So, a quick catchup from the last two instalments, Illuminae and Gemina: A company called BeiTech went so corrupt that when files detailing their crimes were daring to go public, the people who knew fled in spaceships with their military spaceship after them. Low fuel, low supplies, a deadly virus, and exes Kady Grant and Ezra Mason stranded on separate ships ended with tragedies but the two of them reunited. Then in the process of a day, on the Heimdall, a big space station, BeiTech took it over and the only ones who could save the day and prevent the Hypatia, the Illuminae ship, from getting ambushed, was Hanna Donnelly, Jackson Merrick and Nikolas Malikov. Jackson didn't make it but now the four remaining hotties, as well as 2,000 survivors have boarded a cargo ship called The Mao. The rub is, the low fuel and supplies thing has caught up with them again. The survivors have to get back to Earth quick, and that means about three weeks of low oxygen, stuff to help their bodies keep functioning, and the knowledge it's going to be a warzone before they have a chance to touch down. And back on Earth, Kady's cousin Asha is a former pharmacy intern turned pretty much slave to the BeiTech fighters, and she's trying to find a way to keep a little girl hiding in one of the building vents safe and fed and do what she can to aid the resistance. And a young boy named Rhys Lindstrom is a soldier that is new to the battlefield, that may be a loose coin Asha can pick up to try to sense with. Whatever happens, it's the final 615 pages of The Illuminae Files!
Upon first glance, you'd think this would be the least kind of enjoyable series; very long, and told in a storytelling format presumably limiting to the emotional standard, and characters that might feel like you're looking at them through a pixelated computer screen, not right in front of you and in the pages. That's what I at first thought Illuminae would be. I was really REALLY wrong.
Back when I first read Illuminae, it didn't pull me in right away but it was when Kady tries to find out if her mother's okay and is just trying to get some basic human rights and is lazily denied that I felt the fury of the incompetence of the upper class, and I realized this all just might work. In Obsidio, there's a moment where a side character is trying to get his wife and daughter, who's being assaulted by crewmen, out of custody, and is frequently denied. I might've pulled a muscle in my back from anger.

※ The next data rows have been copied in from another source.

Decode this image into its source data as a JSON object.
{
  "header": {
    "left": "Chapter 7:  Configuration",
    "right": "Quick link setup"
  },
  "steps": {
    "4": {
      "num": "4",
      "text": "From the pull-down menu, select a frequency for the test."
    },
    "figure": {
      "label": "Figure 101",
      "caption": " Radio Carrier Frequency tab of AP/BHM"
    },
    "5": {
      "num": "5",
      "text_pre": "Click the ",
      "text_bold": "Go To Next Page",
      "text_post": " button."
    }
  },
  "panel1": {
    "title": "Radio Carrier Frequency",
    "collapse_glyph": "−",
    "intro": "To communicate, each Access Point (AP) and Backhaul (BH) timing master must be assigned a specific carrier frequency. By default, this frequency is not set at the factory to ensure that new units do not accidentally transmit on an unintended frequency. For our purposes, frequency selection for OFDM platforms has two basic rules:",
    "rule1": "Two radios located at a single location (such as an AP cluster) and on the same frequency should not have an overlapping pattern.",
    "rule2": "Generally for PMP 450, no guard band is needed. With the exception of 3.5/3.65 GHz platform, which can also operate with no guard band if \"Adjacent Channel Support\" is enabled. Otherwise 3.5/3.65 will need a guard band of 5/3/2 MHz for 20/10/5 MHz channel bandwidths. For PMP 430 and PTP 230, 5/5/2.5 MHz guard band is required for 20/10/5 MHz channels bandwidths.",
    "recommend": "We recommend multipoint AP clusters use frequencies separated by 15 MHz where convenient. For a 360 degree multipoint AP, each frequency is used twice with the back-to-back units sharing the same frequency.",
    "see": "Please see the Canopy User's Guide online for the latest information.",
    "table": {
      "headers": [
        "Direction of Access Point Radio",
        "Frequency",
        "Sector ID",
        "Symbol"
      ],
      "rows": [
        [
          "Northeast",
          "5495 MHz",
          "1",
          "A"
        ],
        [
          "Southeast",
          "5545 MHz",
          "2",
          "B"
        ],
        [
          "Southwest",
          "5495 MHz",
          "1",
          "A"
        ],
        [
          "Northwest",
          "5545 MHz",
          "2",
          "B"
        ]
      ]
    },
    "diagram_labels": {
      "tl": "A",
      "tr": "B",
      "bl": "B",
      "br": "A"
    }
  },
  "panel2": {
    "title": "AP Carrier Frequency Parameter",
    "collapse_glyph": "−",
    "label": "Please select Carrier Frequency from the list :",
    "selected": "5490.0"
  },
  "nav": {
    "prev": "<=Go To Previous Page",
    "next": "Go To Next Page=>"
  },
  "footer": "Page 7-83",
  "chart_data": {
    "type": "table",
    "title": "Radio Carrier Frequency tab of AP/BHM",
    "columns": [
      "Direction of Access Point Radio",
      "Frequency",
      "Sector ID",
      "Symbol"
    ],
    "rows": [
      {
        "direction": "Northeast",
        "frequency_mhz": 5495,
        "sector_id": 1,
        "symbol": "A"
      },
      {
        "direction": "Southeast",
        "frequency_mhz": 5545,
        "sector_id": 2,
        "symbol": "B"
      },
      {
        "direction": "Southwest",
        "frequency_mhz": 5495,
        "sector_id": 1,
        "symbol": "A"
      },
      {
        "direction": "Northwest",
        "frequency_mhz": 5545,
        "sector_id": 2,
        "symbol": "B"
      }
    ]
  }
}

I thought Gemina was a blast but I wished Kady and Ezra were in it more. This time they all are, but the charm of them all together does not dissipate quickly, like shopping for something seemingly important which doesn't make a perfect book. Aboard the Mao, tensions rocket: Ezra is trying to coach an army but a portion of them don't want to, in particular a lady who doesn't want to be taught by someone her son's age. There are certainly people in the world like that, who refuse to believe a teenager's opinion is valid. And there's also someone who rebels against a system Captain Syra Boll comes up with, and since she was in the first book, and second, we know she know's what she's talking about more. And this guy does some infuriating things but his point does come through. No one but time, aboard that ship, is a real enemy.
The book is also filled with quite admirable quotes, my favourite involving Asha when she tries to save someone's life during a gunfight. The narrator explains everyone else had lots more training but Asha is a regular girl, so she was the absolute bravest. And just like the other instalments, there is so much fun stuff to look at as the ride goes along, so we anticipate the big finale but feel we don't have to rush to it. We can enjoy the pre-screenings.
Only this one has the most troubling chapter of them all. Kaufman and Kristoff even warn us this clip is unsettling, and I thought: "Pshaw. How unsettling, after everything?...Oh...Eugh. That was so uncomfortable." I couldn't help but want to know exactly how the book would've taken place, page to page, if that scene wasn't there. It isn't afraid to make you sick to your stomach of how microscopic and helpless we humans really can be.
As for how it ends, I think authors, as well as some people in too much unconditional power, could learn a lot from it. It was surprising, realistic, dynamic, upsetting, and even if there's a gotcha-moment, attempting to be funny in a very sad moment, it somehow still works. This series somehow manages to retain a sense of humour during the darkest times ever and still not make it seem unwelcomely silly.
The first book was a sort of more science-based Star Wars. The second one was a science-based Die Hard. And this last instalment, thanks to all these immense characters finally getting a showdown they can amazingly share together, it's the science-based Avengers of the entertainment industry.